A gentle walk through Victoria Park positioned the group in exploring the benefits of nurturing their mental, emotional and spiritual self. And, in turn, how conscious recognition of our whole selves can be used in our learning environment. The weekend held space for sharing and connection, while it also challenged students in self-reflection as community members.
The Mi’kmaq Honour Song was sung for the four winds, giving thanks for the gathering.
As evening rolled in, the night was met with beadwork. Beadwork and the art of beading are fabricated through both communities. As a way of ceremony, connecting, sharing and exploring, students indulged in beadwork.
With steady hands, students weaved a series of colored beads around metal earring hoops. The beauty of beading is founded in the unique creations of each student’s piece- it’s an opportunity to express themselves in a different way - a contemporary way.

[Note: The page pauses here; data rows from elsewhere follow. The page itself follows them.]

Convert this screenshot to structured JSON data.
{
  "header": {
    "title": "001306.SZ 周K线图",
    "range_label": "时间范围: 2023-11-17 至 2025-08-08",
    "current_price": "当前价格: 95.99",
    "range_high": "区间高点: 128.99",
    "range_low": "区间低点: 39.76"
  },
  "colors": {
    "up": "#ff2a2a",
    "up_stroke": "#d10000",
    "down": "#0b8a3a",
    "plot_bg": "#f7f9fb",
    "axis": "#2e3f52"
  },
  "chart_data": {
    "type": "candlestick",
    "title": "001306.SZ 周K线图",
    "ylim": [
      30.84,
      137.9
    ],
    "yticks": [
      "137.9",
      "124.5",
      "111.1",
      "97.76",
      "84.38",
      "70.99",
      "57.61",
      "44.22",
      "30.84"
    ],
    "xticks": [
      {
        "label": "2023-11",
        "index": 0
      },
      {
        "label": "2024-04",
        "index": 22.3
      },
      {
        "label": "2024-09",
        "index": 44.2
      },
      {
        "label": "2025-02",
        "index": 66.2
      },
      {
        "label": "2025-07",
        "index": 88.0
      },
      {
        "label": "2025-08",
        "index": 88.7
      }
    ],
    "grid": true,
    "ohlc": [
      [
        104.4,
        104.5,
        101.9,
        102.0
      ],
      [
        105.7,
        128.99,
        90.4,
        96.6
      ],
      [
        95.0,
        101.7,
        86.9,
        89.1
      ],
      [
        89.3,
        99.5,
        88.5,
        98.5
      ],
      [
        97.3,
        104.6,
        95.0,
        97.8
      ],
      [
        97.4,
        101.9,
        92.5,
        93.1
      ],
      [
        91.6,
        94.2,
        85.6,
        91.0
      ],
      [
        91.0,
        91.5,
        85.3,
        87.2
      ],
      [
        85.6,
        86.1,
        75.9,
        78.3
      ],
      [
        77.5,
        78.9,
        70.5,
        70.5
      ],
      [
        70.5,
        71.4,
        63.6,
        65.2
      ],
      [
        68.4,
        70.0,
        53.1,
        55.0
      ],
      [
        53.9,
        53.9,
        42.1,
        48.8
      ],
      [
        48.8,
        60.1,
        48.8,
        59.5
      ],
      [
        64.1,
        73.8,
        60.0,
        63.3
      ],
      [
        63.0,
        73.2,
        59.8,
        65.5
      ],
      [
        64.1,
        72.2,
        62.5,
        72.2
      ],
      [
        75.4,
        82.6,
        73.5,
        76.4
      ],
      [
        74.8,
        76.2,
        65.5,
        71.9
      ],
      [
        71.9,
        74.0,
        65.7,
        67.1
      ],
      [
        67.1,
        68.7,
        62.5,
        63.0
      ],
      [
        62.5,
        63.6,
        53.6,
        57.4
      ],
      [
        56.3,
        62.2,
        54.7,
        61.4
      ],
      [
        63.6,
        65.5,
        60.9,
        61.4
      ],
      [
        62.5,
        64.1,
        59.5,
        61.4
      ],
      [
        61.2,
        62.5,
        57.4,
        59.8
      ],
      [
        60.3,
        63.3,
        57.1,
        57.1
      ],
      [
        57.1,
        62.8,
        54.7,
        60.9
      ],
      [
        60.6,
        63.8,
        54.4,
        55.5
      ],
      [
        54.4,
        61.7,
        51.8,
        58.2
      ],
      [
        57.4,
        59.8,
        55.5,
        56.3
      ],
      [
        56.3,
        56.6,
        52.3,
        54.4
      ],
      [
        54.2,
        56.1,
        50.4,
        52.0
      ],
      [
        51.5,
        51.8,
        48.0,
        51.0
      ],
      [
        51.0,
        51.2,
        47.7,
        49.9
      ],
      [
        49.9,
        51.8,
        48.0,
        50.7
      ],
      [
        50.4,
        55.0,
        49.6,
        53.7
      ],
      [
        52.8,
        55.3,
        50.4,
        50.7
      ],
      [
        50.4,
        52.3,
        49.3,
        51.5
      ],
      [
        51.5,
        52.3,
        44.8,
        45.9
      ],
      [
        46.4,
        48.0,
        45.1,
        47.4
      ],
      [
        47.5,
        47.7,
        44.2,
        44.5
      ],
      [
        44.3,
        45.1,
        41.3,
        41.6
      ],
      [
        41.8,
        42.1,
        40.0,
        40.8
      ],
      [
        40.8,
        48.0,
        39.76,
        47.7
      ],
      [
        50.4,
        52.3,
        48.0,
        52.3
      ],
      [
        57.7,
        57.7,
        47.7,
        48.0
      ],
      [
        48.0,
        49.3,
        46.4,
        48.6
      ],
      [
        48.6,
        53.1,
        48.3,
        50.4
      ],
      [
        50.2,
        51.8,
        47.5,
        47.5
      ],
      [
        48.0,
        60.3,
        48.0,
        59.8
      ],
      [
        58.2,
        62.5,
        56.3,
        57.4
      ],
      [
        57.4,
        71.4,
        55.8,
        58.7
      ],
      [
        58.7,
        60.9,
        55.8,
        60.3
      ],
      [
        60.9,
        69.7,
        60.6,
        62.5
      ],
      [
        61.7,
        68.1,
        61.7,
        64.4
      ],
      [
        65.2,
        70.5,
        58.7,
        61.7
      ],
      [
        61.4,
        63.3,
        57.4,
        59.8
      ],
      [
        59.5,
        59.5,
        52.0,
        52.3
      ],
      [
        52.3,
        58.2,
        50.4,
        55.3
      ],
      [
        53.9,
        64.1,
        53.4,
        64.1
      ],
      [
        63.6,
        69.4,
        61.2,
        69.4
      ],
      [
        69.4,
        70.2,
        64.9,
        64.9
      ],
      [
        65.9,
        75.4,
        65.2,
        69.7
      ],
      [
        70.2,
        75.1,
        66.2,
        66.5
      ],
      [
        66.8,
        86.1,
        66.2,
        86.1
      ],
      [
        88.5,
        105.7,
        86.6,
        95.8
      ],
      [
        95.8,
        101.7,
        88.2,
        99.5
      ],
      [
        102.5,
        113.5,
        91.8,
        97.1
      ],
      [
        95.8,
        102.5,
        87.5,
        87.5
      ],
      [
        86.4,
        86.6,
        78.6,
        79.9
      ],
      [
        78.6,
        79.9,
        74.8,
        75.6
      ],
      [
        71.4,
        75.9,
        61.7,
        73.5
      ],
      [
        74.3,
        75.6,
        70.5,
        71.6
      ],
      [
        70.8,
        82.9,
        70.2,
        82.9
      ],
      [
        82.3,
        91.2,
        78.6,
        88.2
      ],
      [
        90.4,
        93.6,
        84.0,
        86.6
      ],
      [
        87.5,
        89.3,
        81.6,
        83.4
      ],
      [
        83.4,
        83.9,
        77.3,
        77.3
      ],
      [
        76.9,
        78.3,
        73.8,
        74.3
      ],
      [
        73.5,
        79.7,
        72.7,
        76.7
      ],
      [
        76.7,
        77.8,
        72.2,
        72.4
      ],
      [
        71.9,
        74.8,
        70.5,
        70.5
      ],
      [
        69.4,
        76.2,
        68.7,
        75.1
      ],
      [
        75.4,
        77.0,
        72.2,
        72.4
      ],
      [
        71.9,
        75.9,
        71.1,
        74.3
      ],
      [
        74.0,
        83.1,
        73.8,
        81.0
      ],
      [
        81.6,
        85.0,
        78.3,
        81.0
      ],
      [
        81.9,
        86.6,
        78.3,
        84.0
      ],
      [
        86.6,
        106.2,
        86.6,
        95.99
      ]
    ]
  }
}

“Beading is so meditative for me. It’s like adult colouring.” - ECE student
Beading extended into the wee hours of the morning and gave way to a late breakfast for many. Certainly, a great way to rise the last morning together.
In the final circle, students shared their understanding of family and relations. They had the opportunity to share more about who they are and how they are connected. It also gave room to recognize the colonial impacts and displacement of people.
In celebration, students recognized the forever relationship that has been prominent between the two communities for over 400 years - rekindled once more.
“Our land-based elements have also been very important to me because we learn so much about the land itself, the geography, history, legends and medicines and the cultural pieces. Our gatherings allow us to put them all together, in one place. “ - ECE student
As a final activity, students took ‘speed dating’ to a whole new level. In pairs, students engaged in deeper, more vulnerable questions. Each student had a one-on-one with instructors to explore goals both in short and long term, setting a plan for success.
With only a few short months until graduation. Students departed the gathering with a common goal in sight – graduation.
“I am truly blessed and humbled to know each one of these wonderful people.” - ECE student